Al Qaeda and associates had little or no presence in Iraq before the current war. But we made huge mistakes early on and now we pump blood and gold into the desert to pay for those blunders. We failed to secure the streets and we sowed doubt and mistrust. We disbanded the government and the army and we created a vacuum. We tolerated corruption and ineptitude and mostly local talent filled the ranks of an insurgency. But when we flattened parts of Fallujah not once but twice in response to the murders of four of our people, we helped create a spectacle of injustice and chaos. Al Qaeda took entree while militias and insurgency groups began to thrive. The magnitude of true injustices was magnified line by line, hair by hair, by a frenzied media. But it wasn't the media's fault; the media did not flatten Fallujah or rape and torture prisoners. We did that all by ourselves.

We walked into a dry, cracked land, along the two arteries of Mesopotamia that have long pulsed water and blood into the sea. In a place where everything that is not desert is tinder; sparks make fire.

When we devastated Fallujah, al Qaeda grew like a tumor. Before al Qaeda we faced a bewildering complex of insurgent groups with conflicting ideologies and goals, along with opportunistic thugs. The amalgam of men (and women) with guns was so diverse and the affiliations so dynamic that it was hard to track who was responsible for what atrocity. Each attack spawned reprisals that demanded yet another round of revenge. Al Qaeda had been trying to ignite a civil war here for several years; chaos and brutality would become its fuel.
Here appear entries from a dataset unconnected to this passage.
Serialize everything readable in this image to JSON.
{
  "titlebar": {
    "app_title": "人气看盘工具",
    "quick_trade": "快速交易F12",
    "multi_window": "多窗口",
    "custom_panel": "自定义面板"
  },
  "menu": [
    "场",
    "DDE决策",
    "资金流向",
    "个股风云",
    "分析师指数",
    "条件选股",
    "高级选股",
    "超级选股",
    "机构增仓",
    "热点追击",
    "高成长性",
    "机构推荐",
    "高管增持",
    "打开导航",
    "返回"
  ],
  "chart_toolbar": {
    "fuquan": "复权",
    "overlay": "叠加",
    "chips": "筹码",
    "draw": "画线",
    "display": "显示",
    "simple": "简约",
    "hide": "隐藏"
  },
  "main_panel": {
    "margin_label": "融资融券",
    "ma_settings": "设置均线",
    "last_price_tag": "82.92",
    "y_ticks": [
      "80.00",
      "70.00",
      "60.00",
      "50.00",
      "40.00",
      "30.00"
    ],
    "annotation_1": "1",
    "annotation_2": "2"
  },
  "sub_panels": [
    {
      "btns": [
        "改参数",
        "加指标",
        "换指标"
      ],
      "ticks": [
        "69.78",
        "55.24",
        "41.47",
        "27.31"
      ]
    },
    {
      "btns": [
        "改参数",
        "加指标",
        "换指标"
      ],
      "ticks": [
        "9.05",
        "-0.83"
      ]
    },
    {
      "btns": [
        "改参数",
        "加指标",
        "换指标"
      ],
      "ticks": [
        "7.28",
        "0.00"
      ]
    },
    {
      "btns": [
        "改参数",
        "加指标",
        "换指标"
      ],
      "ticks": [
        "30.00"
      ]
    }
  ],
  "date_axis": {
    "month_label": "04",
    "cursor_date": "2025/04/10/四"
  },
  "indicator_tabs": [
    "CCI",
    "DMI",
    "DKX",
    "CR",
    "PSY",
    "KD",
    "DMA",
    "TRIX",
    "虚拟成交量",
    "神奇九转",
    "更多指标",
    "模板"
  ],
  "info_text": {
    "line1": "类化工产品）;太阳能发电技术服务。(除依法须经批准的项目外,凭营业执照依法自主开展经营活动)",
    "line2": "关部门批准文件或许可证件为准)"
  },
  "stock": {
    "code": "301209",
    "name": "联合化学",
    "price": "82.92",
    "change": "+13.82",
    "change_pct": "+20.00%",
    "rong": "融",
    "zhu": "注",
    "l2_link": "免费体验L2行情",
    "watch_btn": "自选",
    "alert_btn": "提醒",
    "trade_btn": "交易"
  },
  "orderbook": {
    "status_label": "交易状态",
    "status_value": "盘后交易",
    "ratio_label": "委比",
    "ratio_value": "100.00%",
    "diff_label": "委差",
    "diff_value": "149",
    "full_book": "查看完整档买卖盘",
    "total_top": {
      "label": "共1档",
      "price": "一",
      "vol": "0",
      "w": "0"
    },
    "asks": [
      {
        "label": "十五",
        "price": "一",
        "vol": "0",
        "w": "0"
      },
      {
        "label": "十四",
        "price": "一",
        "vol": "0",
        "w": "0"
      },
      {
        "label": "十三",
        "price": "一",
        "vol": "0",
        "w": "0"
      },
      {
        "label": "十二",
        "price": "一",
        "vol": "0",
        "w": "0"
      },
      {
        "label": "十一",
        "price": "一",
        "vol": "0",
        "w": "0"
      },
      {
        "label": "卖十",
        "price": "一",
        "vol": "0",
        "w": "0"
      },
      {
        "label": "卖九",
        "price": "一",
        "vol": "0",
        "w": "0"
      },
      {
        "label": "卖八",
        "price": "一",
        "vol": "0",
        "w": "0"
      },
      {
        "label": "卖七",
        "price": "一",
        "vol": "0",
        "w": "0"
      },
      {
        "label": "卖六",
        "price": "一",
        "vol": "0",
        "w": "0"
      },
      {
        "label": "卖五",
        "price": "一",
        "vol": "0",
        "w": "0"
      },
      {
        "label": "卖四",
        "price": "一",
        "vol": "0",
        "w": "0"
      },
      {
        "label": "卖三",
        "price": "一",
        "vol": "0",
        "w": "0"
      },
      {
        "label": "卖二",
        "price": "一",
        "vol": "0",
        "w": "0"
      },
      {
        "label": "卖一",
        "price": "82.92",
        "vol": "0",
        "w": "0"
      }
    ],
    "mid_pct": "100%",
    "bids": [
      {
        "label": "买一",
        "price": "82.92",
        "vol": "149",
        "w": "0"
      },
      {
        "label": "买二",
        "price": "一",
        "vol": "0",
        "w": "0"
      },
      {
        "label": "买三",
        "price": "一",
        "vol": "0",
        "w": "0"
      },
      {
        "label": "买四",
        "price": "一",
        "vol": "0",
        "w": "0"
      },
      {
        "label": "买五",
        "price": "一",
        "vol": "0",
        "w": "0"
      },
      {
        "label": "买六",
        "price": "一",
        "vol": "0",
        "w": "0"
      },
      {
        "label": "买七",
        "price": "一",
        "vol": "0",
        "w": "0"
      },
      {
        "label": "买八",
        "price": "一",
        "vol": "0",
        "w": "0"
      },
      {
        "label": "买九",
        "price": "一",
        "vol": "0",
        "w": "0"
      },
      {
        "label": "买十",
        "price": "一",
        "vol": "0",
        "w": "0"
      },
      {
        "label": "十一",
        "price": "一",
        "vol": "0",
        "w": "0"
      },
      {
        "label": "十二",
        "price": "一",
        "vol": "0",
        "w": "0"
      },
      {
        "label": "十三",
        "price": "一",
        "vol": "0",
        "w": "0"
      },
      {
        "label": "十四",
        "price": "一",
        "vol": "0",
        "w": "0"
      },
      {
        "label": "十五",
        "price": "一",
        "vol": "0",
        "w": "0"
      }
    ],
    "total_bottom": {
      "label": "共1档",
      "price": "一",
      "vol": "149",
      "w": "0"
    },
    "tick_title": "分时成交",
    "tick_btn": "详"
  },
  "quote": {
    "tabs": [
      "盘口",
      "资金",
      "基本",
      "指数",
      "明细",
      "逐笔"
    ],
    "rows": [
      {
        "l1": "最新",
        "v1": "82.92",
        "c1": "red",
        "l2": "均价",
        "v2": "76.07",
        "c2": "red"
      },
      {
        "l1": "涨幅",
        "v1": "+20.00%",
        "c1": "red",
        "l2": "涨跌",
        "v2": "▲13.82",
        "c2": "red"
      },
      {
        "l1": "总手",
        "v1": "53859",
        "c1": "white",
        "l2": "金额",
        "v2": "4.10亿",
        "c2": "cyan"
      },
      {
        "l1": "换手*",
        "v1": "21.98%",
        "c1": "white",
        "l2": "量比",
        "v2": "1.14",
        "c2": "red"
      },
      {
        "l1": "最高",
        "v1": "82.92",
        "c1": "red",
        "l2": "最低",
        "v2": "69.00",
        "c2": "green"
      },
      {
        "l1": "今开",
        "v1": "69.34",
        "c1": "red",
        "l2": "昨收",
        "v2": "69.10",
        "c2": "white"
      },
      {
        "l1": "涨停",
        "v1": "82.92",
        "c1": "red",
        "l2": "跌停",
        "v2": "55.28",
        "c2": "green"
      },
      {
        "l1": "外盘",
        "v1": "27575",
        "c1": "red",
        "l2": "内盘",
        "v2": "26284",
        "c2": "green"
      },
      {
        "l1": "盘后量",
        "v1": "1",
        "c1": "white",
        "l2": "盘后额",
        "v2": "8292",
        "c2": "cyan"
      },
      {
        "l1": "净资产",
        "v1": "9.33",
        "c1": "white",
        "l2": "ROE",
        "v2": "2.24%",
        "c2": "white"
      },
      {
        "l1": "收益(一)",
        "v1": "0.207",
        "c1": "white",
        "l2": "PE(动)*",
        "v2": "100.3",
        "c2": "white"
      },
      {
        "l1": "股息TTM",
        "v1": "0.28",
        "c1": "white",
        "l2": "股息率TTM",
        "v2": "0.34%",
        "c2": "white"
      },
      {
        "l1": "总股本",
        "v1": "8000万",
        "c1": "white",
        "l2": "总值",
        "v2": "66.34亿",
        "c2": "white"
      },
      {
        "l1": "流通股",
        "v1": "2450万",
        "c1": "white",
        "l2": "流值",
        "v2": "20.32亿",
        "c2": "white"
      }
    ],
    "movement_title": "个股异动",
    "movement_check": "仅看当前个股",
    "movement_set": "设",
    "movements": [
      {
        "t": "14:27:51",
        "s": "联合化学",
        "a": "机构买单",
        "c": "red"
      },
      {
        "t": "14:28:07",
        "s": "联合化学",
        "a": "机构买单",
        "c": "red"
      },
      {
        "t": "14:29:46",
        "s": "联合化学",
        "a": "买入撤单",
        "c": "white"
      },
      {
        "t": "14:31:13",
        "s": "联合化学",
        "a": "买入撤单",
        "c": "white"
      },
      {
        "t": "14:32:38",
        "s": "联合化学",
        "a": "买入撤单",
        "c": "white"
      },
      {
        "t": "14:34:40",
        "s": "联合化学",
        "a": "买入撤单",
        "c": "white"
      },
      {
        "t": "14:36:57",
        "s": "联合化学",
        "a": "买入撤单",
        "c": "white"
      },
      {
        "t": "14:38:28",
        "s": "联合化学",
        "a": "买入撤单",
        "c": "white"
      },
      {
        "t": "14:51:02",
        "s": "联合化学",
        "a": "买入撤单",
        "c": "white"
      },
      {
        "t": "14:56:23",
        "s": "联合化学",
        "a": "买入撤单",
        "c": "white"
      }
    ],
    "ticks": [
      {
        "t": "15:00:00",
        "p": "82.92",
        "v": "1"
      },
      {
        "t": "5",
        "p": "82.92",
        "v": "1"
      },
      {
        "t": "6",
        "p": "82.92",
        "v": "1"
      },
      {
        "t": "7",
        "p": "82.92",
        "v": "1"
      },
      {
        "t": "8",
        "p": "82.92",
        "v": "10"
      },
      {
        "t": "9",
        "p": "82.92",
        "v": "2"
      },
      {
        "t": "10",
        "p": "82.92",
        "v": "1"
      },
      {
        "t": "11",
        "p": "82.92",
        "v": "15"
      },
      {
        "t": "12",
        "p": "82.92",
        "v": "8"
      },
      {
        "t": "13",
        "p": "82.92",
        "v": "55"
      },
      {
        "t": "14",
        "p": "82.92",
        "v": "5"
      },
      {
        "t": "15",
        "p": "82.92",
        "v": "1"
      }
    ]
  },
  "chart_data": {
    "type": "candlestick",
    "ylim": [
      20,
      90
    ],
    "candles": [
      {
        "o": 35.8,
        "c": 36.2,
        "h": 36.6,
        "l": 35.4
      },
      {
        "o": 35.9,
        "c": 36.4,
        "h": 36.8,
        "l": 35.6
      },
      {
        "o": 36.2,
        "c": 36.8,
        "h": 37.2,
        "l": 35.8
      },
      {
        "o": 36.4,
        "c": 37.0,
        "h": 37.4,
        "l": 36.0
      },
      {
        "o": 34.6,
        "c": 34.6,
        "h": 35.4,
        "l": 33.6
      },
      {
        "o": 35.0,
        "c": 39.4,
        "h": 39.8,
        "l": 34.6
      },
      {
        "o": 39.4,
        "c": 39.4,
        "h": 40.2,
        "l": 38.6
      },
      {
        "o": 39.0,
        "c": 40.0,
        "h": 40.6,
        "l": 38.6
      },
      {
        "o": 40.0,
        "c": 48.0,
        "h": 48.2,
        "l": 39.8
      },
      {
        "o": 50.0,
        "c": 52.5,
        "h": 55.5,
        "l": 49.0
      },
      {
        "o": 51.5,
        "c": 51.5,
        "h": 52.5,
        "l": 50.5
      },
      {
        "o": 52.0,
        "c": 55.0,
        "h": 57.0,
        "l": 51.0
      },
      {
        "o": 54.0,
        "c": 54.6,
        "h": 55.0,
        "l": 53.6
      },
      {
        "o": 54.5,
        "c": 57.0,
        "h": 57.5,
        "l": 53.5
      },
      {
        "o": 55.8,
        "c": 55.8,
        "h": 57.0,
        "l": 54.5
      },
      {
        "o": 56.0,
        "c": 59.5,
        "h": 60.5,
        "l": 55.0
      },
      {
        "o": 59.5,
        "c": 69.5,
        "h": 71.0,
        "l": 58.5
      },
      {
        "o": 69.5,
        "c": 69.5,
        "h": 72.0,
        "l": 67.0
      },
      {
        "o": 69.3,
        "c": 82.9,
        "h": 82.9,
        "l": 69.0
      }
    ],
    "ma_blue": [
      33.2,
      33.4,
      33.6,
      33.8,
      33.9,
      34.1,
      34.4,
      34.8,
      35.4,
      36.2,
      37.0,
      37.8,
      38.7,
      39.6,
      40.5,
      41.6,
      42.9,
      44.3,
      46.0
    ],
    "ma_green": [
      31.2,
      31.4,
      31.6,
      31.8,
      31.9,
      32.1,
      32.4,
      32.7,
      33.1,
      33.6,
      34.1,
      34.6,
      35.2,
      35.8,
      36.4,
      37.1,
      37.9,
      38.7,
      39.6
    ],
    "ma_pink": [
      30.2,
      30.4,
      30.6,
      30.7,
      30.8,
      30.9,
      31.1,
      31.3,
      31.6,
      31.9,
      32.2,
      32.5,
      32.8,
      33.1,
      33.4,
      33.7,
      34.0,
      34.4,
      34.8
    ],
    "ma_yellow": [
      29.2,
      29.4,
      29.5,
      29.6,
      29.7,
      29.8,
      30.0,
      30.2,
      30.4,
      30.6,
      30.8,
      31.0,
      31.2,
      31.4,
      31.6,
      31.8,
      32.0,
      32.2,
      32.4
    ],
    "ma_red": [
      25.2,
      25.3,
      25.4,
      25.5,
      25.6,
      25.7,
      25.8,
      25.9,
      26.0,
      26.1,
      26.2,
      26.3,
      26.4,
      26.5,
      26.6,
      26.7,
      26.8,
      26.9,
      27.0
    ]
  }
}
Today al Qaeda is strong, but their welcome grows cold. The Coalition was not alone in failing to keep its promises. Iraqis love to say "America put a man on the moon but cannot turn on our lights," and the implication was we really didn't care. In so many ways we lost the moral high ground.

But then al Qaeda raped too many women and boys, cut off too many heads, and brought drugs into too many neighborhoods. And they haven't even tried to get the power going, or keep the markets open, or build schools, or playground, or clinics for the children. Instead, as we ineptly tried to rebuild, they destroyed. They destroyed and murdered Iraqis who dared to work in such places or patronize them. And not only schools and clinics: they brought murder to mosques and churches too.

Finally, those few who were paying close attention could feel it. A barely perceptible change in the atmosphere that signals big change could come. But to make the change we had to change. Remarkably we did. But that story is for later.